• Task
An exact, complete copy of the lines below is the expected answer.

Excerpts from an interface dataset
= = =

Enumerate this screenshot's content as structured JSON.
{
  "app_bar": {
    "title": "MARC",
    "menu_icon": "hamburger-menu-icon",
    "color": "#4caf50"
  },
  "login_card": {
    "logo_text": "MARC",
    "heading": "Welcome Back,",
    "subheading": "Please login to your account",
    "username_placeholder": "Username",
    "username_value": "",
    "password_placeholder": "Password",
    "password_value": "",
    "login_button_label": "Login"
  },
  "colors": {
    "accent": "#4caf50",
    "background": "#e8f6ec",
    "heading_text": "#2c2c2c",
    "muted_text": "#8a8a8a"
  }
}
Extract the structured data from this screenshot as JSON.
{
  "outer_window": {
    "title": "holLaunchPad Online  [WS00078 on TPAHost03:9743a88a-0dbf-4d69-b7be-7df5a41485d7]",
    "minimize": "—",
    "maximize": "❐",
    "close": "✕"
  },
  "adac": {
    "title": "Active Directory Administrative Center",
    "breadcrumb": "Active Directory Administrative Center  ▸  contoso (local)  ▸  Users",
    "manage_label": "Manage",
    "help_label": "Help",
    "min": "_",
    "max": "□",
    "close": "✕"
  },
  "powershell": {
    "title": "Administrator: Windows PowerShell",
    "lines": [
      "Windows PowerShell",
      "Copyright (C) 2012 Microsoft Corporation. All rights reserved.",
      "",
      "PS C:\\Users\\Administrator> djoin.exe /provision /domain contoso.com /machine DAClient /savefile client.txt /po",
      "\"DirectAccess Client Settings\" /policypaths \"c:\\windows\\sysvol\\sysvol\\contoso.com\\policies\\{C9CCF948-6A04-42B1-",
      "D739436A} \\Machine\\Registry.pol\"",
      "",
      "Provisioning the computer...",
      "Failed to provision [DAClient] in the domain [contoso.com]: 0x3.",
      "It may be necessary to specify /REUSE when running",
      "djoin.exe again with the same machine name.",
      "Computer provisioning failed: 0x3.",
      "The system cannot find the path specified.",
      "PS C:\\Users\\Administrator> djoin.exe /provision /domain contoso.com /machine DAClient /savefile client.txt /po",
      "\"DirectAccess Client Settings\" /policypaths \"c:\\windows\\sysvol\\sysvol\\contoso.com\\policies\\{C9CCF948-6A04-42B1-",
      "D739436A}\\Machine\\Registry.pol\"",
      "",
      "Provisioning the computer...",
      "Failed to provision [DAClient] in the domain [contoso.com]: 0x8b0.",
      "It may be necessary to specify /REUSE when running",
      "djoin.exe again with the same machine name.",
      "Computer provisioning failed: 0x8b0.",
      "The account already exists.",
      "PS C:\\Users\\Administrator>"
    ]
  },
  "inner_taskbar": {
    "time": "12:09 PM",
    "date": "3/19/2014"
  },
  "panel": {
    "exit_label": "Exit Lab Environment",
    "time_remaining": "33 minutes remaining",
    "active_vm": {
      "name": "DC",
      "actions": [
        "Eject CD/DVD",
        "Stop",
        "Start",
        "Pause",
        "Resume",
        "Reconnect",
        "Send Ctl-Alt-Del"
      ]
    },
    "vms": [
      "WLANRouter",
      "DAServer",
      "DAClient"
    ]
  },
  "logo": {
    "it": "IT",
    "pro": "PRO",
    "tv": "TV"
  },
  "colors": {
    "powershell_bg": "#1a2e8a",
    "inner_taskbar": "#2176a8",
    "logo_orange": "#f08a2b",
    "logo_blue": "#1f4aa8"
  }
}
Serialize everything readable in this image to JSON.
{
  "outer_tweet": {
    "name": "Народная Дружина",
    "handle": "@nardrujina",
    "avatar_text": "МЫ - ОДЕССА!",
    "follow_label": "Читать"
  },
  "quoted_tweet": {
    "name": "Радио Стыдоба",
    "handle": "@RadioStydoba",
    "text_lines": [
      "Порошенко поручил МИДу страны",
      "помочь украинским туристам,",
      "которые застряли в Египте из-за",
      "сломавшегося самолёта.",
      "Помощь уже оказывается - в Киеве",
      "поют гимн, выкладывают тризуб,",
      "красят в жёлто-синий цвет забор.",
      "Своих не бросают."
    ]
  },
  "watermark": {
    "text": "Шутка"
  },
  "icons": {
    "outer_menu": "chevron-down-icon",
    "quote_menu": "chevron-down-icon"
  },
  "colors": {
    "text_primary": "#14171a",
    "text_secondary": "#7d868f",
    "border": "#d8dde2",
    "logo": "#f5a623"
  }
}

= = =

• Written solution
Enumerate this screenshot's content as structured JSON.
{
  "app_bar": {
    "title": "MARC",
    "menu_icon": "hamburger-menu-icon",
    "color": "#4caf50"
  },
  "login_card": {
    "logo_text": "MARC",
    "heading": "Welcome Back,",
    "subheading": "Please login to your account",
    "username_placeholder": "Username",
    "username_value": "",
    "password_placeholder": "Password",
    "password_value": "",
    "login_button_label": "Login"
  },
  "colors": {
    "accent": "#4caf50",
    "background": "#e8f6ec",
    "heading_text": "#2c2c2c",
    "muted_text": "#8a8a8a"
  }
}
Extract the structured data from this screenshot as JSON.
{
  "outer_window": {
    "title": "holLaunchPad Online  [WS00078 on TPAHost03:9743a88a-0dbf-4d69-b7be-7df5a41485d7]",
    "minimize": "—",
    "maximize": "❐",
    "close": "✕"
  },
  "adac": {
    "title": "Active Directory Administrative Center",
    "breadcrumb": "Active Directory Administrative Center  ▸  contoso (local)  ▸  Users",
    "manage_label": "Manage",
    "help_label": "Help",
    "min": "_",
    "max": "□",
    "close": "✕"
  },
  "powershell": {
    "title": "Administrator: Windows PowerShell",
    "lines": [
      "Windows PowerShell",
      "Copyright (C) 2012 Microsoft Corporation. All rights reserved.",
      "",
      "PS C:\\Users\\Administrator> djoin.exe /provision /domain contoso.com /machine DAClient /savefile client.txt /po",
      "\"DirectAccess Client Settings\" /policypaths \"c:\\windows\\sysvol\\sysvol\\contoso.com\\policies\\{C9CCF948-6A04-42B1-",
      "D739436A} \\Machine\\Registry.pol\"",
      "",
      "Provisioning the computer...",
      "Failed to provision [DAClient] in the domain [contoso.com]: 0x3.",
      "It may be necessary to specify /REUSE when running",
      "djoin.exe again with the same machine name.",
      "Computer provisioning failed: 0x3.",
      "The system cannot find the path specified.",
      "PS C:\\Users\\Administrator> djoin.exe /provision /domain contoso.com /machine DAClient /savefile client.txt /po",
      "\"DirectAccess Client Settings\" /policypaths \"c:\\windows\\sysvol\\sysvol\\contoso.com\\policies\\{C9CCF948-6A04-42B1-",
      "D739436A}\\Machine\\Registry.pol\"",
      "",
      "Provisioning the computer...",
      "Failed to provision [DAClient] in the domain [contoso.com]: 0x8b0.",
      "It may be necessary to specify /REUSE when running",
      "djoin.exe again with the same machine name.",
      "Computer provisioning failed: 0x8b0.",
      "The account already exists.",
      "PS C:\\Users\\Administrator>"
    ]
  },
  "inner_taskbar": {
    "time": "12:09 PM",
    "date": "3/19/2014"
  },
  "panel": {
    "exit_label": "Exit Lab Environment",
    "time_remaining": "33 minutes remaining",
    "active_vm": {
      "name": "DC",
      "actions": [
        "Eject CD/DVD",
        "Stop",
        "Start",
        "Pause",
        "Resume",
        "Reconnect",
        "Send Ctl-Alt-Del"
      ]
    },
    "vms": [
      "WLANRouter",
      "DAServer",
      "DAClient"
    ]
  },
  "logo": {
    "it": "IT",
    "pro": "PRO",
    "tv": "TV"
  },
  "colors": {
    "powershell_bg": "#1a2e8a",
    "inner_taskbar": "#2176a8",
    "logo_orange": "#f08a2b",
    "logo_blue": "#1f4aa8"
  }
}
Serialize everything readable in this image to JSON.
{
  "outer_tweet": {
    "name": "Народная Дружина",
    "handle": "@nardrujina",
    "avatar_text": "МЫ - ОДЕССА!",
    "follow_label": "Читать"
  },
  "quoted_tweet": {
    "name": "Радио Стыдоба",
    "handle": "@RadioStydoba",
    "text_lines": [
      "Порошенко поручил МИДу страны",
      "помочь украинским туристам,",
      "которые застряли в Египте из-за",
      "сломавшегося самолёта.",
      "Помощь уже оказывается - в Киеве",
      "поют гимн, выкладывают тризуб,",
      "красят в жёлто-синий цвет забор.",
      "Своих не бросают."
    ]
  },
  "watermark": {
    "text": "Шутка"
  },
  "icons": {
    "outer_menu": "chevron-down-icon",
    "quote_menu": "chevron-down-icon"
  },
  "colors": {
    "text_primary": "#14171a",
    "text_secondary": "#7d868f",
    "border": "#d8dde2",
    "logo": "#f5a623"
  }
}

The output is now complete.